Nothing in the data should change when you return it, but leave the pictures out.

• EXTRACTED MATERIAL:
*** Block opens ***

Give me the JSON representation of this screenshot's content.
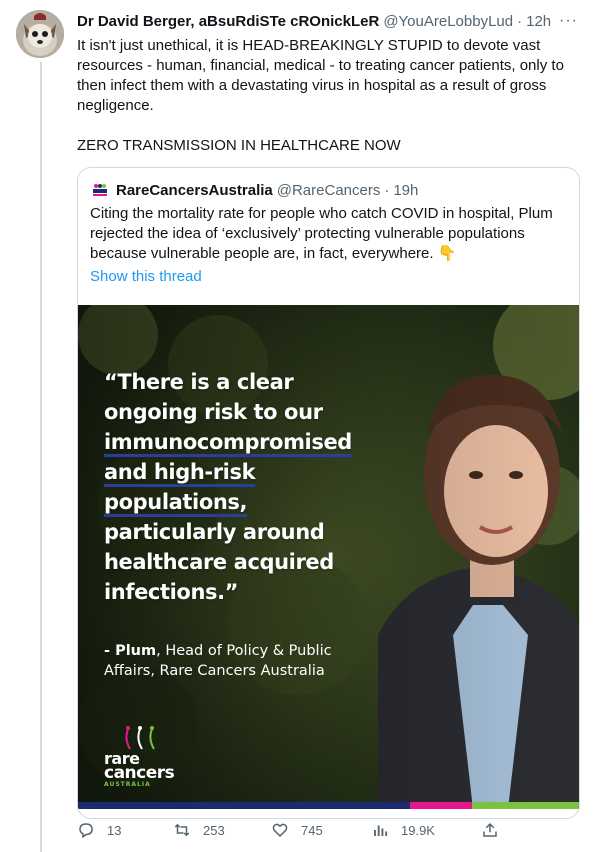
{
  "tweet": {
    "author_name": "Dr David Berger, aBsuRdiSTe cROnickLeR",
    "author_handle": "@YouAreLobbyLud",
    "separator": "·",
    "time": "12h",
    "more_label": "···",
    "text_paragraph_1": "It isn't just unethical, it is HEAD-BREAKINGLY STUPID to devote vast resources - human, financial, medical - to treating cancer patients, only to then infect them with a devastating virus in hospital as a result of gross negligence.",
    "text_paragraph_2": "ZERO TRANSMISSION IN HEALTHCARE NOW"
  },
  "quoted": {
    "author_name": "RareCancersAustralia",
    "author_handle": "@RareCancers",
    "separator": "·",
    "time": "19h",
    "text": "Citing the mortality rate for people who catch COVID in hospital, Plum rejected the idea of ‘exclusively’ protecting vulnerable populations because vulnerable people are, in fact, everywhere. 👇",
    "show_thread": "Show this thread",
    "image": {
      "quote_lines": [
        "“There is a clear",
        "ongoing risk to our",
        "immunocompromised",
        "and high-risk",
        "populations,",
        "particularly around",
        "healthcare acquired",
        "infections.”"
      ],
      "attribution_name": "- Plum",
      "attribution_rest": ", Head of Policy & Public Affairs, Rare Cancers Australia",
      "logo_word_1": "rare",
      "logo_word_2": "cancers",
      "logo_word_3": "AUSTRALIA",
      "bar_colors": [
        "#1e2a6e",
        "#e6168c",
        "#7bc142"
      ]
    }
  },
  "actions": {
    "replies": "13",
    "retweets": "253",
    "likes": "745",
    "views": "19.9K"
  },
  "colors": {
    "link_blue": "#1d9bf0",
    "secondary_text": "#536471",
    "border": "#cfd9de"
  }
}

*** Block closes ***

• OUTPUT FOR THIS EXERCISE:
Give me the JSON representation of this screenshot's content.
{
  "tweet": {
    "author_name": "Dr David Berger, aBsuRdiSTe cROnickLeR",
    "author_handle": "@YouAreLobbyLud",
    "separator": "·",
    "time": "12h",
    "more_label": "···",
    "text_paragraph_1": "It isn't just unethical, it is HEAD-BREAKINGLY STUPID to devote vast resources - human, financial, medical - to treating cancer patients, only to then infect them with a devastating virus in hospital as a result of gross negligence.",
    "text_paragraph_2": "ZERO TRANSMISSION IN HEALTHCARE NOW"
  },
  "quoted": {
    "author_name": "RareCancersAustralia",
    "author_handle": "@RareCancers",
    "separator": "·",
    "time": "19h",
    "text": "Citing the mortality rate for people who catch COVID in hospital, Plum rejected the idea of ‘exclusively’ protecting vulnerable populations because vulnerable people are, in fact, everywhere. 👇",
    "show_thread": "Show this thread",
    "image": {
      "quote_lines": [
        "“There is a clear",
        "ongoing risk to our",
        "immunocompromised",
        "and high-risk",
        "populations,",
        "particularly around",
        "healthcare acquired",
        "infections.”"
      ],
      "attribution_name": "- Plum",
      "attribution_rest": ", Head of Policy & Public Affairs, Rare Cancers Australia",
      "logo_word_1": "rare",
      "logo_word_2": "cancers",
      "logo_word_3": "AUSTRALIA",
      "bar_colors": [
        "#1e2a6e",
        "#e6168c",
        "#7bc142"
      ]
    }
  },
  "actions": {
    "replies": "13",
    "retweets": "253",
    "likes": "745",
    "views": "19.9K"
  },
  "colors": {
    "link_blue": "#1d9bf0",
    "secondary_text": "#536471",
    "border": "#cfd9de"
  }
}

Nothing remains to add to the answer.